High Class Sakura Season
I'm on a mission to find the best Sakura events of 2016. From small to big, I'm planning to bring you articles and reviews about the best events and cherry blossom blooming in Tokyo.
A few weeks ago I released an article about the Jindai Plum Festival. A wonderfully splendid display of plum blooms, that were situated fabulously in the large gardens.
How on earth could I top that? I didn't think I could, until I heard about the 250 Sakura trees that were getting ready to bloom at the Hotel Chinzanso in Bunkyo-ku.
The 250 trees are situated in an extremely large garden, with a Three-Story Pagoda that are owned by the hotel.
Chinzanso Garden is scenic all year round.

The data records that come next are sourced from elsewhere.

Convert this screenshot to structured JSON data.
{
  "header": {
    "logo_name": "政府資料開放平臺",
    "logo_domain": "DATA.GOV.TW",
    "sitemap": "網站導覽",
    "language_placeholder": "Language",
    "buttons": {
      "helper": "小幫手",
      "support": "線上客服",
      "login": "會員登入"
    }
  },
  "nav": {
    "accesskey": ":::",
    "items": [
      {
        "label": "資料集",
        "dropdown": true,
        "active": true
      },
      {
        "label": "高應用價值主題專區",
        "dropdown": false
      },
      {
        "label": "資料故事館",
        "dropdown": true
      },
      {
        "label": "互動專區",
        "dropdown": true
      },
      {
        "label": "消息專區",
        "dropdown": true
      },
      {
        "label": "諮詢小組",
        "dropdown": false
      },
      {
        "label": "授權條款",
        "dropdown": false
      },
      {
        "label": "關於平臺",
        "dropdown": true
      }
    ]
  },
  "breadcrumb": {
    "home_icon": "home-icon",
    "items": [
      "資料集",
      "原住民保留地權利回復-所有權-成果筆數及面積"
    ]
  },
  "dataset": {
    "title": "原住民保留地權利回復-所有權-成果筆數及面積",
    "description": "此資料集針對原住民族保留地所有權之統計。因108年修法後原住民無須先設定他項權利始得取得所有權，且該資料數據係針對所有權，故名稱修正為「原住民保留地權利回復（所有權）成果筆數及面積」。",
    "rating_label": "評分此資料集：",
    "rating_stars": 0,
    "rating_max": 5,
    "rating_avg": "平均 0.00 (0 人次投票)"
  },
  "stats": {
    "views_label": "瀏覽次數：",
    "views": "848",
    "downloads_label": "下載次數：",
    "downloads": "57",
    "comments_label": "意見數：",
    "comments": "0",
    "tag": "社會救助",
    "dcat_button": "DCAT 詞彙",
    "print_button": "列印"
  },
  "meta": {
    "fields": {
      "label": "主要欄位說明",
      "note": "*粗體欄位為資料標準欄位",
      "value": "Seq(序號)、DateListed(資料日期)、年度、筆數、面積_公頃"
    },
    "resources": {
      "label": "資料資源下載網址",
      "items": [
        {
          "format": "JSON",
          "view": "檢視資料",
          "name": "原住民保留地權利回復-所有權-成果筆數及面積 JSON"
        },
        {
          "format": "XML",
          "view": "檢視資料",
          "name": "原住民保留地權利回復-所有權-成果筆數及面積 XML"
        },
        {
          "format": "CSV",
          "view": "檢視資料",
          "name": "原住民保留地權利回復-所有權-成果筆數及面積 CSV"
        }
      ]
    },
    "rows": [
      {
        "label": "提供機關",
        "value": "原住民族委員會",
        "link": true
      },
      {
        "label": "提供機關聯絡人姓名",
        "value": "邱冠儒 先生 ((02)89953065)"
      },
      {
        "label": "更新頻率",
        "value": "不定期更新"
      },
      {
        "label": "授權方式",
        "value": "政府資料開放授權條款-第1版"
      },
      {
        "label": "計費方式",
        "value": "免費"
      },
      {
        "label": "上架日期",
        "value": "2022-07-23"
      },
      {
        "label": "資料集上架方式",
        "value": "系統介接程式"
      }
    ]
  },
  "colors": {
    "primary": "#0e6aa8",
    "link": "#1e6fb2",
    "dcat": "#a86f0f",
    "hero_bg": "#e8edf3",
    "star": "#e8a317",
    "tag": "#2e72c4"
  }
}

It blooms cherry blossoms, deep green, orange and red glow, and white dusting a of snow on the red and pink camellia.
Camellia Hill (Tsubaki-yama) has been there since the Nambokucho period (1300s). It's known for its wild camellia.
During the Meiji Restoration, Prince Aritomo Yamagata created the Garden. He named the Garden Chinzanso. It means “guest house on Camellia Hill”.
His successor (Baron Heito Fujita) chose to bring in the monuments and Three-Story Pagoda.
Since then there has been events of Sakura viewing.
Naturally I was very interested in the event. In order to get the article out well in advance, I decided to head off a little earlier than full Sakura bloom to view the Garden.
As I was reviewing the event near Ginza in the morning, I decided to go to the Garden in the evening. The hotel recommend the evening for Sakura viewing. I'm sure that during the day is just as spectacular.
When I arrived, I went into the hotel and asked to see the garden. They were very kind and gave me a map, and showed me the way.
I wondered what I was in store for as I walked in the garden. I was truly blown away!
The Sakura was in its very early stages of blooming. A few trees were already full of flowers and others were just starting.
I didn't know where to start. Left or right? I can't say which way I went, but the beauty of the darkness and the lighting against the trees changing colour was spectacular.
After snapping shots of the trees, I decided to go and see the pond. The view was stunning! It was eloquently lit, and you can easily imagine the view with the pagoda in the background with the Sakura trees in the forefront.
I ventured out into more of the garden, and made several discoveries. The best discovery I found was the Zangetsu (tea ceremony) rooms. Most travellers only get to see a tea ceremony in Kyoto, so I was very surprised to find a tea ceremony room. If you are not travelling to Kyoto, then here may be a good place.
There are many other views you can see. You can see the Goshinboku (sacred tree), which is the oldest tree in the garden. It's 500 years old.
There is also the Monument of Chinzanso. It's engraved with the feelings of Prince Yamagata.
Easily the best spots are the Shiratama Inari Shrine. This shrine was taken from the grounds of Shimogamo Shrine in Kyoto and moved to Chinzanso in 1924.
Next to the shrine is the Three-Story Pagoda. It's believed to have been built around 600 years ago. No nails have been used to put the Pagoda together. The Pagoda is originally from the mountains of Hiroshima at the temple Chikurin-ji. It moved to Chinzanso Garden in 1925 by Baron Fujita. It takes pride in place surrounded by Sakura trees. It has a prime viewing spot from the deck near the pond.
Near the plaza side of the hotel, there is a waterfall and a Sakura tree. You can view it from both sides of the waterfall.
In the Garden there are restaurants. They are a little expensive. They serve Ryotei Kinsui (Japanese Kaiseki Cuisine), Mokushundo (Japanese Stone Grill) and Muncha-an (Soba Dining). The lowest price is ¥1000.
You can also dine in the hotel, but please note that it's expensive.
The recommended days to go to the cherry blossom viewing is from now until April 10th 2016. The opening times are 12 noon – 11:00pm. Entrance is free.
The closest stations are Mejiro Station on the JR Yamanote line, or Edogawabashi Station on the Metro Yurakucho Line.
As a side note, if you take the Metro, then there is a ten minute walk from the station. If you don't want to walk, then you can take bus number 61 from Mejiro Station on JR line. It takes you right to the hotel.
The Garden is open all year.
Address: 2-10-8 Sekiguchi, Bunkyo-ku, Tokyo